CPU: 1.0 GHz PowerPC 7455
Graphics: Mobility Radeon 9000 64 MB
RAM: 512 MB PC133
Storage: 60 GB 4200 RPM 2.5" IDE HDD
"But can it run Chrome?": No
The last titanium PowerBook, released in 2002, is my favorite laptop. It is still a modern design, with thin bezels and a relatively streamlined profile, but was built when you were still allowed to put usable ports on a laptop. The black keyboard in the silvery chassis stands out, and aesthetically, is a design Apple would of course later return to many years later with the unibody laptops. It is fantastic to type with it. The ports are all at the rear, so cables are nicely out of your way, and Apple's Brave New World of dongle hell is blissfully absent. Network connectivity includes a gigabit capable ethernet port (using the gem driver in OpenBSD), a 56k modem, and an 802.11b wireless card (using the wi driver).
I've been running OpenBSD/macppc on this and am perfectly happy with the performance. The wireless card is usable with the wi driver, though it cannot handle WPA or WPA2, so you may want to use a USB wireless device if you aren't willing to run an open or WEP wireless network. Graphics acceleration is provided with radeondrm, and works flawlessly. The battery in this is toast, so I have no idea about battery life. Probably not very good, but apmd does work to control the CPU speed.

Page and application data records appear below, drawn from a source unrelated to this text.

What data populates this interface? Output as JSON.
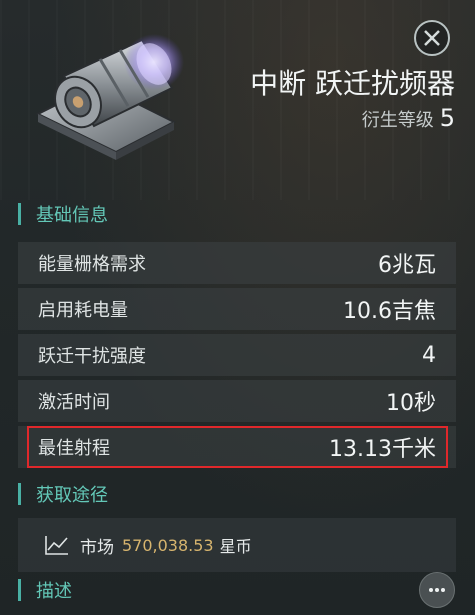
{
  "item": {
    "title": "中断 跃迁扰频器",
    "meta_label": "衍生等级",
    "meta_level": "5"
  },
  "sections": {
    "basic": "基础信息",
    "acquire": "获取途径",
    "description": "描述"
  },
  "stats": [
    {
      "label": "能量栅格需求",
      "value": "6兆瓦"
    },
    {
      "label": "启用耗电量",
      "value": "10.6吉焦"
    },
    {
      "label": "跃迁干扰强度",
      "value": "4"
    },
    {
      "label": "激活时间",
      "value": "10秒"
    },
    {
      "label": "最佳射程",
      "value": "13.13千米"
    }
  ],
  "market": {
    "label": "市场",
    "price": "570,038.53",
    "currency": "星币"
  },
  "icons": {
    "close": "close-icon",
    "market": "chart-line-icon",
    "more": "more-dots-icon"
  },
  "colors": {
    "accent": "#63c7b7",
    "price": "#d6b46e",
    "highlight": "#e0282b"
  }
}
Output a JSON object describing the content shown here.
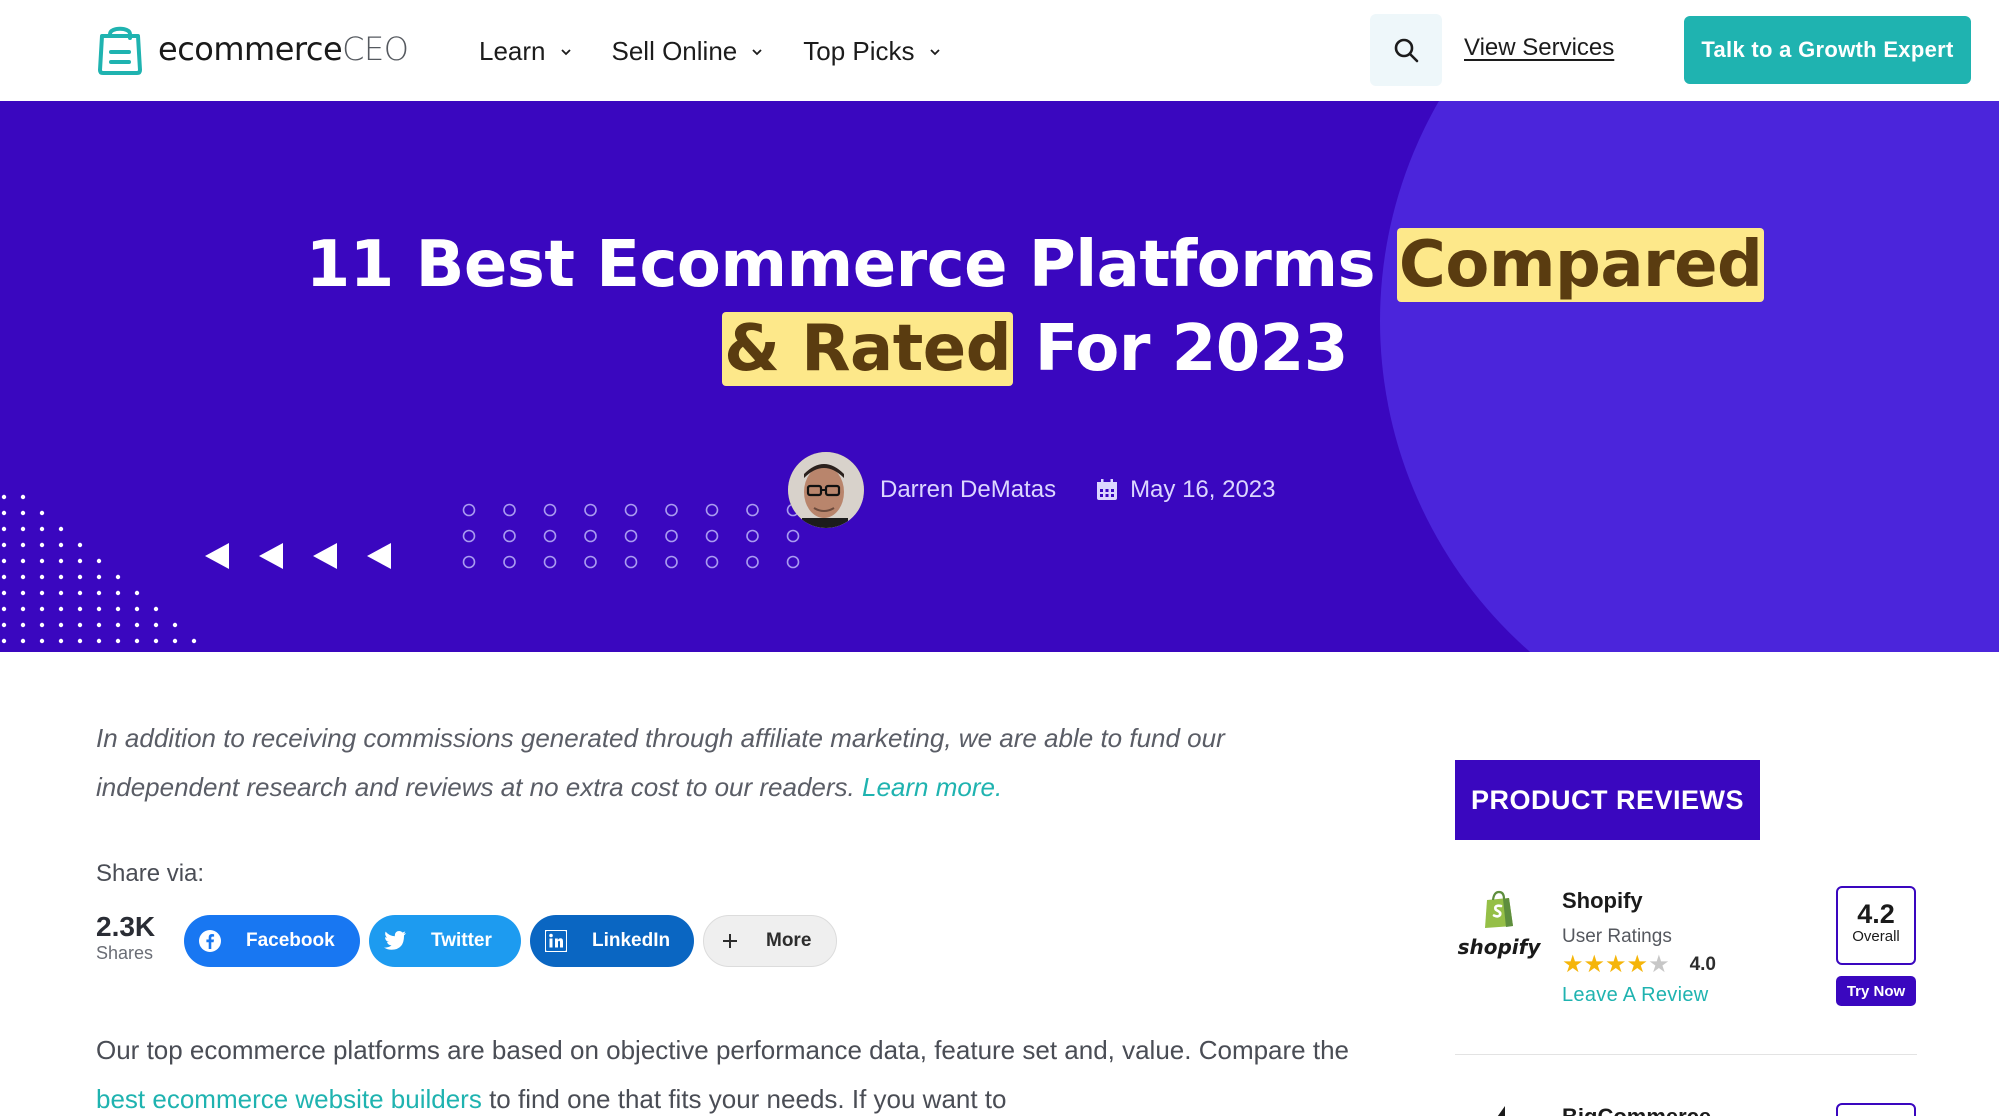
{
  "header": {
    "logo": {
      "primary": "ecommerce",
      "secondary": "CEO"
    },
    "nav": [
      {
        "label": "Learn"
      },
      {
        "label": "Sell Online"
      },
      {
        "label": "Top Picks"
      }
    ],
    "view_services": "View Services",
    "cta": "Talk to a Growth Expert"
  },
  "hero": {
    "title_part1": "11 Best Ecommerce Platforms ",
    "title_highlight1": "Compared",
    "title_highlight2": "& Rated",
    "title_part2": " For 2023",
    "author": "Darren DeMatas",
    "date": "May 16, 2023"
  },
  "content": {
    "disclaimer": "In addition to receiving commissions generated through affiliate marketing, we are able to fund our independent research and reviews at no extra cost to our readers.",
    "disclaimer_link": "Learn more.",
    "share_label": "Share via:",
    "share_count": "2.3K",
    "share_count_label": "Shares",
    "share_buttons": {
      "facebook": "Facebook",
      "twitter": "Twitter",
      "linkedin": "LinkedIn",
      "more": "More"
    },
    "body_part1": "Our top ecommerce platforms are based on objective performance data, feature set and, value. Compare the ",
    "body_link": "best ecommerce website builders",
    "body_part2": " to find one that fits your needs. If you want to"
  },
  "sidebar": {
    "title": "PRODUCT REVIEWS",
    "products": [
      {
        "name": "Shopify",
        "logo_word": "shopify",
        "ratings_label": "User Ratings",
        "stars": 4,
        "score": "4.0",
        "leave_review": "Leave A Review",
        "overall_score": "4.2",
        "overall_label": "Overall",
        "try_label": "Try Now"
      },
      {
        "name": "BigCommerce"
      }
    ]
  },
  "colors": {
    "brand_purple": "#3a07bf",
    "teal": "#1fb3b0",
    "highlight": "#fde88a"
  }
}
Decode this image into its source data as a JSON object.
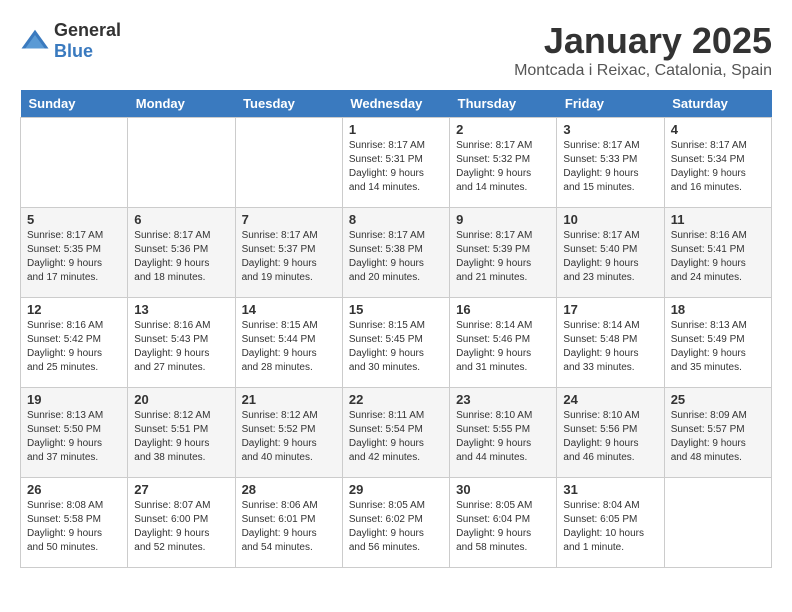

The keyboard pops off easily by sliding two tabs towards you and lifting the top edge. This exposes part of the logic board, and critically, the PMU reset button in the upper right. These will downclock to 667 MHz if they do not detect a battery, and I have found that I need to reset the PMU in order for this to reliably occur. I'm sure the PMU battery is long dead and is the likely culprit here, but resetting the PMU before booting does yield full 1.0 GHz performance.
Besides the usual OpenFirmware settings changes, there is nothing special about installing OpenBSD on this, except that if you want to use disk encryption, there is no support for booting softraid-encrypted volumes on macppc. I made a separate encrypted softraid partition during install that is decrypted and mounted at /home/joe on every boot. The following lines in /etc/rc.securelevel do the job:
bioctl -c C -l /dev/wd0m softraid0
mount /dev/sd0a /home/joe
Various desktop envrionments and window managers are available, but I use cwm on everything and refuse to use anything else. For this laptop, it is blazing fast and I am so used to my shortcuts that I don't want to learn any other system. That said, you can install and run something like XFCE if you choose; it's only a pkg_add away.
For graphical web browsing, your best bet is probably Dillo or Netsurf. Dillo is quick, but does not render web pages as well as Netsurf. Lynx and other console-only browsers work great, as expected. For email, I use mutt, but claws-mail works as well if you prefer fancy graphics. The collection of macppc packages for OpenBSD is tending to dwindle, but there are many packages that will cover the basic uses.
Playing audio is possible with mplayer, and the speakers are significantly better than those on the 2014 MacBook Pro. Progress isn't always upward.
One annoying thing about this laptop is the single button trackpad. In OpenBSD, this only provides left click functionality, so right clicking or middle clicking is impossible. For pasting text in X11, middle clicking is essential. Fortunately, there is a workaround. I use xmodmap(1) to remap the F10 and F11 keys for middle click and right click, respectively.
In ~/.xmodmaprc, add the following lines:
keycode 76 = Pointer_Button2
keycode 95 = Pointer_Button3
Then, run xmodmap(1) and xkbset(1) to enable:
$ xmodmap ~/.xmodmaprc
$ xkbset m
This could be added to a script and run on xenodm startup, or run manually if you prefer.